Arabian horses, similar to those that were ridden in the earliest recorded English races, originated in the Middle East where they were bred to outrun enemies over long distances. Arabians were introduced to the United States during colonial times and became known as the fashionable breed owned by Presidents and other national heroes. They remained a status-symbol breed over the years until the late 20th century when the market for these horses crashed. They are still prized today, but they are seen as appropriate for even amateur owners. Due to their impressive stamina, Arabians excel in endurance races, though they are still raced on traditional flat racetracks in some areas of the world.
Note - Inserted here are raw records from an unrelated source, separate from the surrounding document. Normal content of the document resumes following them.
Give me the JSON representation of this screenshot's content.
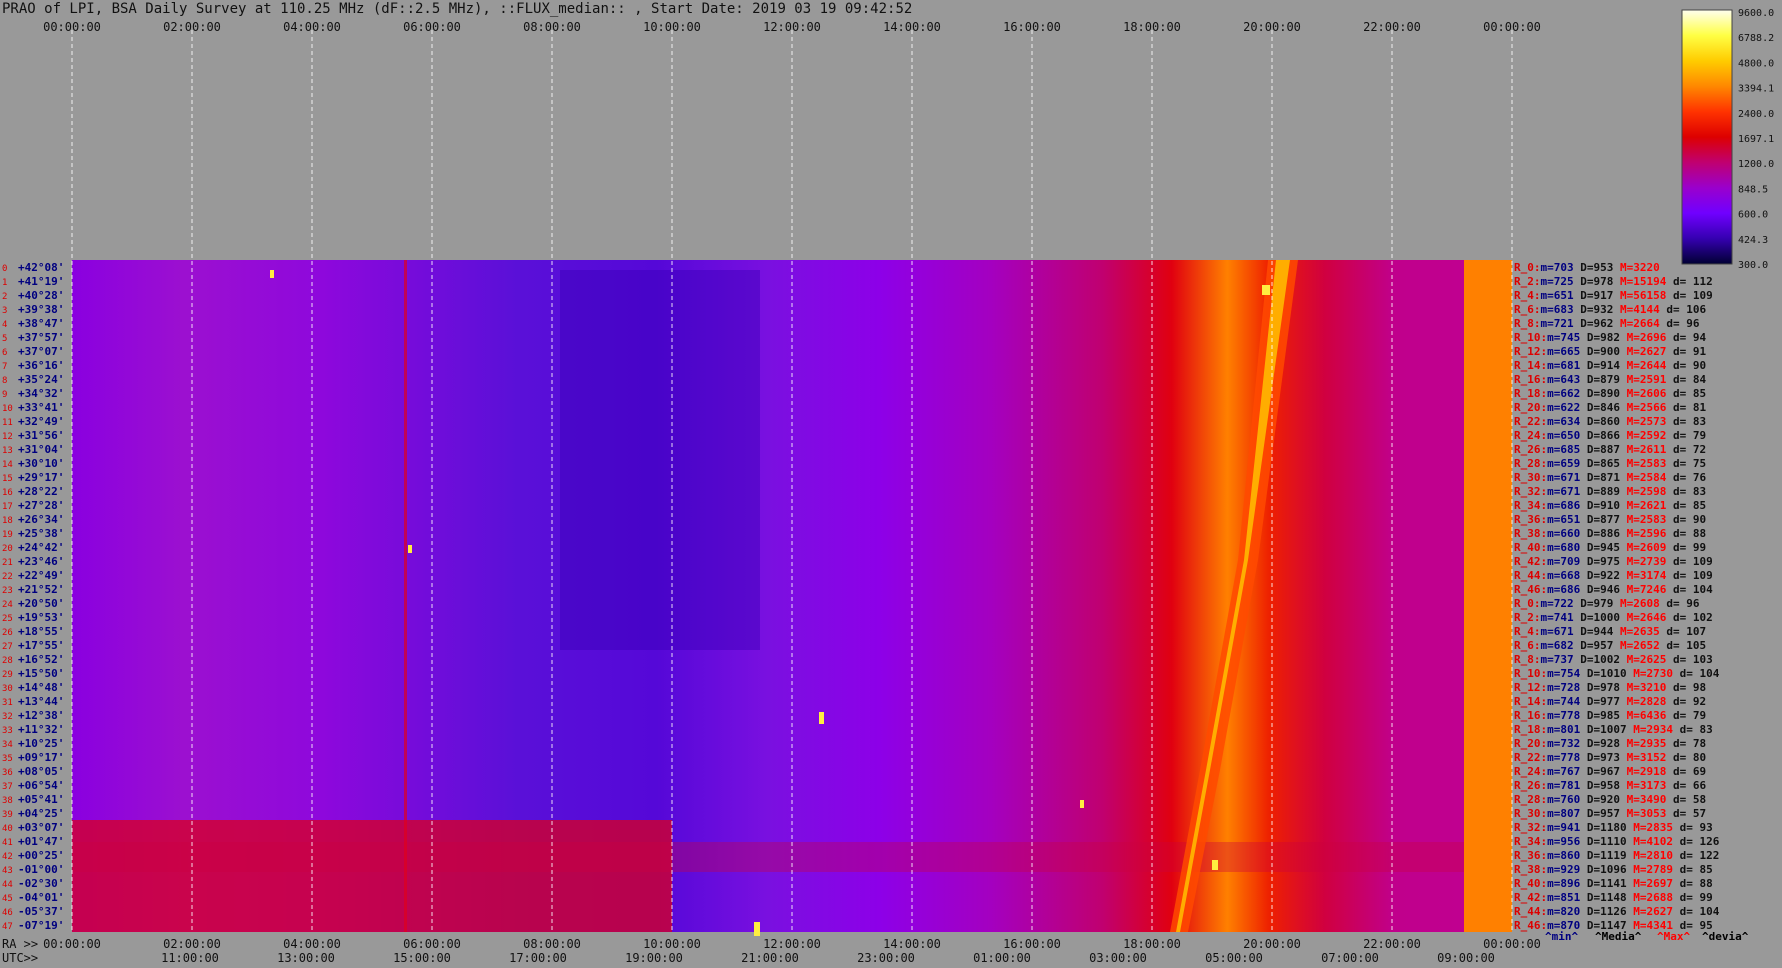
{
  "title": "PRAO of LPI, BSA Daily Survey at 110.25 MHz (dF::2.5 MHz), ::FLUX_median:: , Start Date: 2019 03 19 09:42:52",
  "chart_data": {
    "type": "heatmap",
    "top_axis_labels": [
      "00:00:00",
      "02:00:00",
      "04:00:00",
      "06:00:00",
      "08:00:00",
      "10:00:00",
      "12:00:00",
      "14:00:00",
      "16:00:00",
      "18:00:00",
      "20:00:00",
      "22:00:00",
      "00:00:00"
    ],
    "ra_axis_label": "RA >>",
    "ra_axis_labels": [
      "00:00:00",
      "02:00:00",
      "04:00:00",
      "06:00:00",
      "08:00:00",
      "10:00:00",
      "12:00:00",
      "14:00:00",
      "16:00:00",
      "18:00:00",
      "20:00:00",
      "22:00:00",
      "00:00:00"
    ],
    "utc_axis_label": "UTC>>",
    "utc_axis_labels": [
      "11:00:00",
      "13:00:00",
      "15:00:00",
      "17:00:00",
      "19:00:00",
      "21:00:00",
      "23:00:00",
      "01:00:00",
      "03:00:00",
      "05:00:00",
      "07:00:00",
      "09:00:00"
    ],
    "declinations": [
      "+42°08'",
      "+41°19'",
      "+40°28'",
      "+39°38'",
      "+38°47'",
      "+37°57'",
      "+37°07'",
      "+36°16'",
      "+35°24'",
      "+34°32'",
      "+33°41'",
      "+32°49'",
      "+31°56'",
      "+31°04'",
      "+30°10'",
      "+29°17'",
      "+28°22'",
      "+27°28'",
      "+26°34'",
      "+25°38'",
      "+24°42'",
      "+23°46'",
      "+22°49'",
      "+21°52'",
      "+20°50'",
      "+19°53'",
      "+18°55'",
      "+17°55'",
      "+16°52'",
      "+15°50'",
      "+14°48'",
      "+13°44'",
      "+12°38'",
      "+11°32'",
      "+10°25'",
      "+09°17'",
      "+08°05'",
      "+06°54'",
      "+05°41'",
      "+04°25'",
      "+03°07'",
      "+01°47'",
      "+00°25'",
      "-01°00'",
      "-02°30'",
      "-04°01'",
      "-05°37'",
      "-07°19'"
    ],
    "colorbar": {
      "ticks": [
        "9600.0",
        "6788.2",
        "4800.0",
        "3394.1",
        "2400.0",
        "1697.1",
        "1200.0",
        "848.5",
        "600.0",
        "424.3",
        "300.0"
      ],
      "stops": [
        "#ffffee",
        "#ffff44",
        "#ffcc00",
        "#ff8800",
        "#ff3300",
        "#dd0000",
        "#c00070",
        "#9a00cc",
        "#7000ff",
        "#3500b0",
        "#000033"
      ]
    },
    "row_stats": [
      {
        "r": "R_0:",
        "m": "703",
        "D": "953",
        "M": "3220",
        "d": ""
      },
      {
        "r": "R_2:",
        "m": "725",
        "D": "978",
        "M": "15194",
        "d": "112"
      },
      {
        "r": "R_4:",
        "m": "651",
        "D": "917",
        "M": "56158",
        "d": "109"
      },
      {
        "r": "R_6:",
        "m": "683",
        "D": "932",
        "M": "4144",
        "d": "106"
      },
      {
        "r": "R_8:",
        "m": "721",
        "D": "962",
        "M": "2664",
        "d": "96"
      },
      {
        "r": "R_10:",
        "m": "745",
        "D": "982",
        "M": "2696",
        "d": "94"
      },
      {
        "r": "R_12:",
        "m": "665",
        "D": "900",
        "M": "2627",
        "d": "91"
      },
      {
        "r": "R_14:",
        "m": "681",
        "D": "914",
        "M": "2644",
        "d": "90"
      },
      {
        "r": "R_16:",
        "m": "643",
        "D": "879",
        "M": "2591",
        "d": "84"
      },
      {
        "r": "R_18:",
        "m": "662",
        "D": "890",
        "M": "2606",
        "d": "85"
      },
      {
        "r": "R_20:",
        "m": "622",
        "D": "846",
        "M": "2566",
        "d": "81"
      },
      {
        "r": "R_22:",
        "m": "634",
        "D": "860",
        "M": "2573",
        "d": "83"
      },
      {
        "r": "R_24:",
        "m": "650",
        "D": "866",
        "M": "2592",
        "d": "79"
      },
      {
        "r": "R_26:",
        "m": "685",
        "D": "887",
        "M": "2611",
        "d": "72"
      },
      {
        "r": "R_28:",
        "m": "659",
        "D": "865",
        "M": "2583",
        "d": "75"
      },
      {
        "r": "R_30:",
        "m": "671",
        "D": "871",
        "M": "2584",
        "d": "76"
      },
      {
        "r": "R_32:",
        "m": "671",
        "D": "889",
        "M": "2598",
        "d": "83"
      },
      {
        "r": "R_34:",
        "m": "686",
        "D": "910",
        "M": "2621",
        "d": "85"
      },
      {
        "r": "R_36:",
        "m": "651",
        "D": "877",
        "M": "2583",
        "d": "90"
      },
      {
        "r": "R_38:",
        "m": "660",
        "D": "886",
        "M": "2596",
        "d": "88"
      },
      {
        "r": "R_40:",
        "m": "680",
        "D": "945",
        "M": "2609",
        "d": "99"
      },
      {
        "r": "R_42:",
        "m": "709",
        "D": "975",
        "M": "2739",
        "d": "109"
      },
      {
        "r": "R_44:",
        "m": "668",
        "D": "922",
        "M": "3174",
        "d": "109"
      },
      {
        "r": "R_46:",
        "m": "686",
        "D": "946",
        "M": "7246",
        "d": "104"
      },
      {
        "r": "R_0:",
        "m": "722",
        "D": "979",
        "M": "2608",
        "d": "96"
      },
      {
        "r": "R_2:",
        "m": "741",
        "D": "1000",
        "M": "2646",
        "d": "102"
      },
      {
        "r": "R_4:",
        "m": "671",
        "D": "944",
        "M": "2635",
        "d": "107"
      },
      {
        "r": "R_6:",
        "m": "682",
        "D": "957",
        "M": "2652",
        "d": "105"
      },
      {
        "r": "R_8:",
        "m": "737",
        "D": "1002",
        "M": "2625",
        "d": "103"
      },
      {
        "r": "R_10:",
        "m": "754",
        "D": "1010",
        "M": "2730",
        "d": "104"
      },
      {
        "r": "R_12:",
        "m": "728",
        "D": "978",
        "M": "3210",
        "d": "98"
      },
      {
        "r": "R_14:",
        "m": "744",
        "D": "977",
        "M": "2828",
        "d": "92"
      },
      {
        "r": "R_16:",
        "m": "778",
        "D": "985",
        "M": "6436",
        "d": "79"
      },
      {
        "r": "R_18:",
        "m": "801",
        "D": "1007",
        "M": "2934",
        "d": "83"
      },
      {
        "r": "R_20:",
        "m": "732",
        "D": "928",
        "M": "2935",
        "d": "78"
      },
      {
        "r": "R_22:",
        "m": "778",
        "D": "973",
        "M": "3152",
        "d": "80"
      },
      {
        "r": "R_24:",
        "m": "767",
        "D": "967",
        "M": "2918",
        "d": "69"
      },
      {
        "r": "R_26:",
        "m": "781",
        "D": "958",
        "M": "3173",
        "d": "66"
      },
      {
        "r": "R_28:",
        "m": "760",
        "D": "920",
        "M": "3490",
        "d": "58"
      },
      {
        "r": "R_30:",
        "m": "807",
        "D": "957",
        "M": "3053",
        "d": "57"
      },
      {
        "r": "R_32:",
        "m": "941",
        "D": "1180",
        "M": "2835",
        "d": "93"
      },
      {
        "r": "R_34:",
        "m": "956",
        "D": "1110",
        "M": "4102",
        "d": "126"
      },
      {
        "r": "R_36:",
        "m": "860",
        "D": "1119",
        "M": "2810",
        "d": "122"
      },
      {
        "r": "R_38:",
        "m": "929",
        "D": "1096",
        "M": "2789",
        "d": "85"
      },
      {
        "r": "R_40:",
        "m": "896",
        "D": "1141",
        "M": "2697",
        "d": "88"
      },
      {
        "r": "R_42:",
        "m": "851",
        "D": "1148",
        "M": "2688",
        "d": "99"
      },
      {
        "r": "R_44:",
        "m": "820",
        "D": "1126",
        "M": "2627",
        "d": "104"
      },
      {
        "r": "R_46:",
        "m": "870",
        "D": "1147",
        "M": "4341",
        "d": "95"
      }
    ],
    "stats_legend": [
      "^min^",
      "^Media^",
      "^Max^",
      "^devia^"
    ],
    "stats_legend_colors": [
      "#000080",
      "#000000",
      "#ff0000",
      "#000000"
    ]
  }
}
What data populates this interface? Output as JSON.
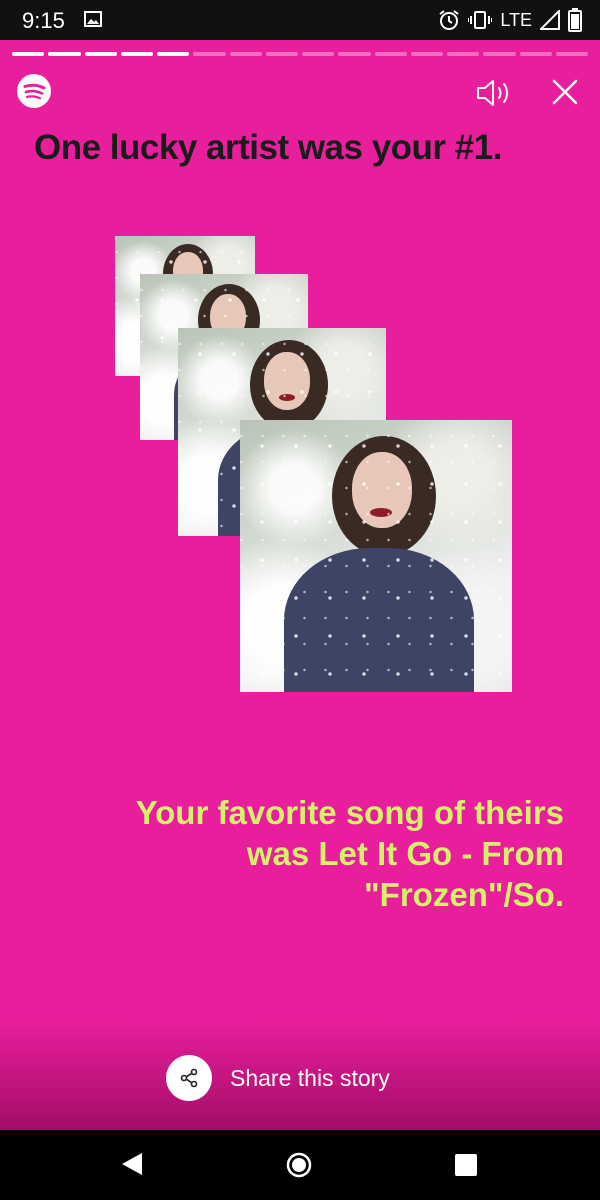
{
  "status_bar": {
    "time": "9:15",
    "network": "LTE",
    "icons": [
      "image-notification-icon",
      "alarm-icon",
      "vibrate-icon",
      "signal-icon",
      "battery-icon"
    ]
  },
  "story": {
    "background_color": "#e91e9c",
    "progress": {
      "total_segments": 16,
      "completed_segments": 5
    },
    "headline": "One lucky artist was your #1.",
    "favorite_song_text": "Your favorite song of theirs was Let It Go - From \"Frozen\"/So.",
    "accent_color": "#d7f26a",
    "share_label": "Share this story",
    "icons": [
      "spotify-logo-icon",
      "speaker-icon",
      "close-icon",
      "share-icon"
    ]
  },
  "nav_bar": {
    "icons": [
      "back-icon",
      "home-icon",
      "recents-icon"
    ]
  }
}
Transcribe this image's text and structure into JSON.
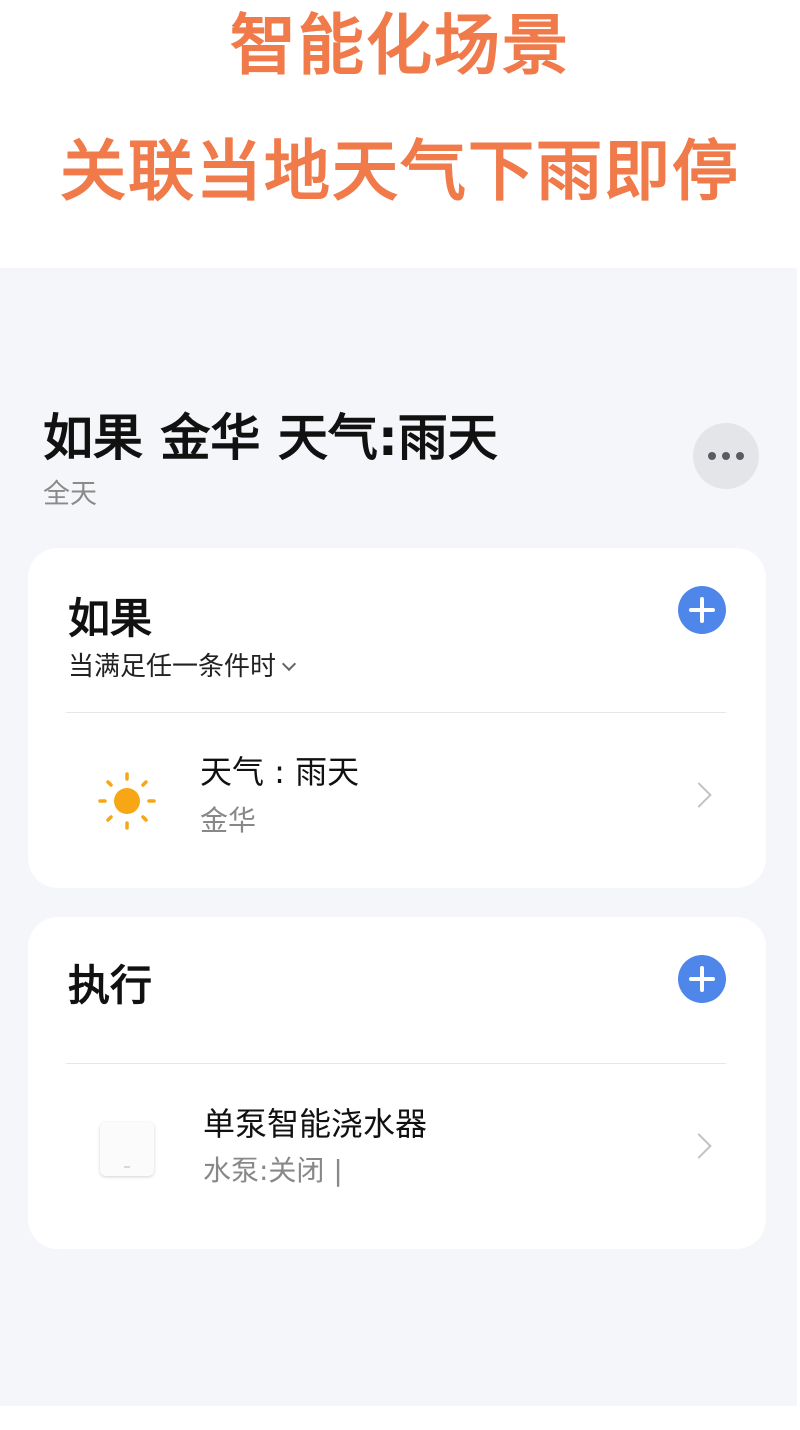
{
  "banner": {
    "line1": "智能化场景",
    "line2": "关联当地天气下雨即停"
  },
  "scene": {
    "title": "如果 金华 天气:雨天",
    "subtitle": "全天"
  },
  "if_card": {
    "title": "如果",
    "condition_mode": "当满足任一条件时",
    "items": [
      {
        "icon": "sun-icon",
        "title": "天气 : 雨天",
        "subtitle": "金华"
      }
    ]
  },
  "exec_card": {
    "title": "执行",
    "items": [
      {
        "icon": "water-pump-device-icon",
        "title": "单泵智能浇水器",
        "subtitle": "水泵:关闭 |"
      }
    ]
  },
  "colors": {
    "banner_text": "#f07a4a",
    "accent_blue": "#4e86ea",
    "sun": "#f7a616",
    "background": "#f5f6fa"
  }
}
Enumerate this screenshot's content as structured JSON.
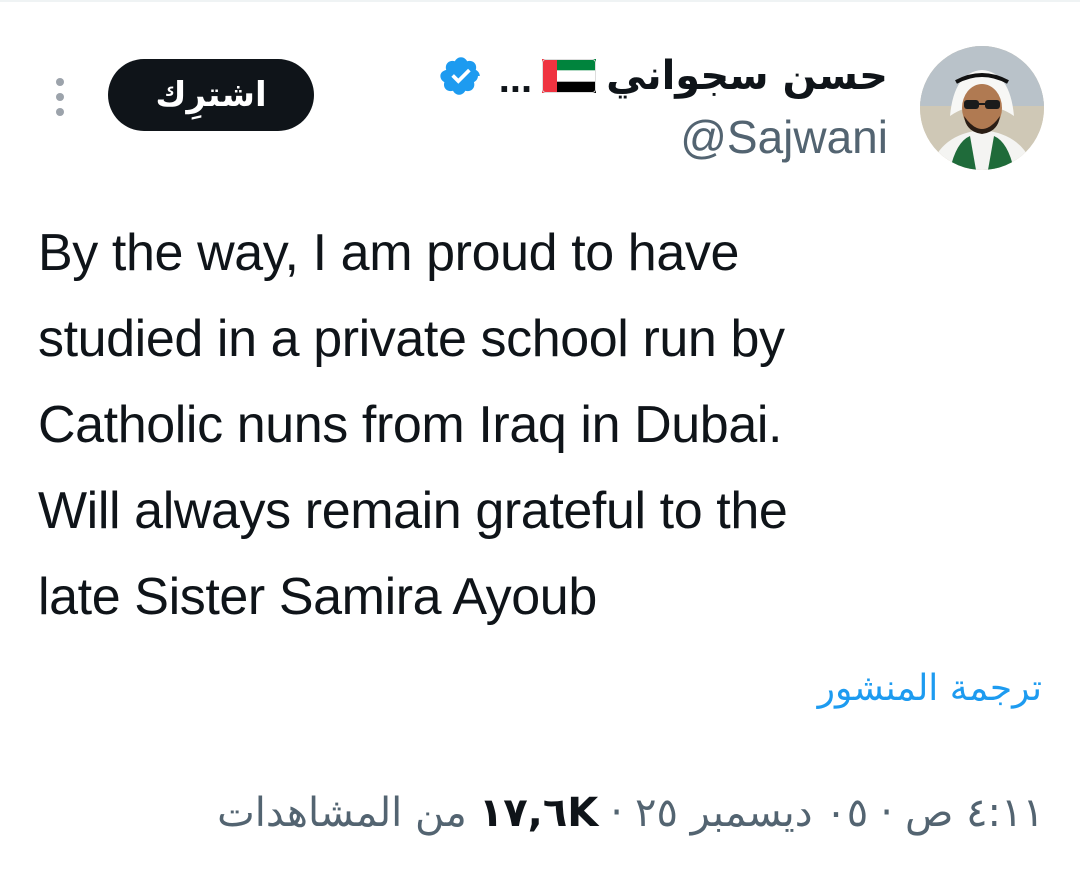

The third type of racehorse, the American Quarter Horse, originated in our country. A blend of Native American and English Thoroughbred stock, Quarter Horses are muscular, compact, and fast. Hallmarks of the breed are rapid acceleration and endurance. In the earliest days, owners typically used their Quarter Horses for labor most of the time, and then took them out to race on weekends. Today, these hardy American natives are often seen on the rodeo circuit where barrel racing is common, though they’re also still seen on the flat track, as well.
Changes through the Years
Technological advancements have changed the face of racing over time. When horseracing first began, it obviously lacked the modern electric starting gates and other advanced features that spectators are now used to seeing. Many methods have been used over the years to signal the start of a race, including a person designated as the “starter” standing alongside the horses and jockeys who dropped a starting flag. Simple rope or wooden barriers were used to enclose the horses. In the late 1800s, an Australian named Alexander Gray invented an automated starting system that utilized a wire at the height of the horses’ heads that, when tripped, would cause the barrier to spring up. This innovation eventually led to the electric starting gates, though it wasn’t until the 1960s that starting stalls were first widely used around the world.
Horses themselves have also been transformed through the years. While the Arabians used in endurance races a thousand years ago weighed in around 500 to 600 pounds, today’s Thoroughbreds typically weigh twice as much. Modern racehorses are prized athletes and are treated as such by proud owners, trainers, and grooms who ensure they are fed the proper diet, exercised appropriately, and that their every medical need is taken care of. They never have farm work duty, as the early American Quarter Horses did! Horses of all types in earlier times were often needed for a wide range of tasks such as transportation and even battle, and they were not seen as the valuable investments they are now.
Betting on Horseracing
And why are racehorses such good investments? It is estimated that over $100 billion in bets are placed at racetracks every year. Though the most substantial amounts are wagered at the three races that comprise the Triple Crown (the Kentucky Derby, Preakness Stakes, and Belmont Stakes), there are millions of dollars in wagers being made at less famous tracks across the United States.
What began as simple wagers between owners, betting on horse races has evolved into a vast and very rewarding industry. Spectators can place their bets in a variety of ways and places, as well. Whether at the track where the race is being run, at other tracks that are simulcasting races and other off-track betting locations, or even from their own laptop computers, betting on racing has never been easier. As we examined in an earlier post here on the blog, owning a racehorse, or just getting lucky with a well-placed bet can be tremendously profitable!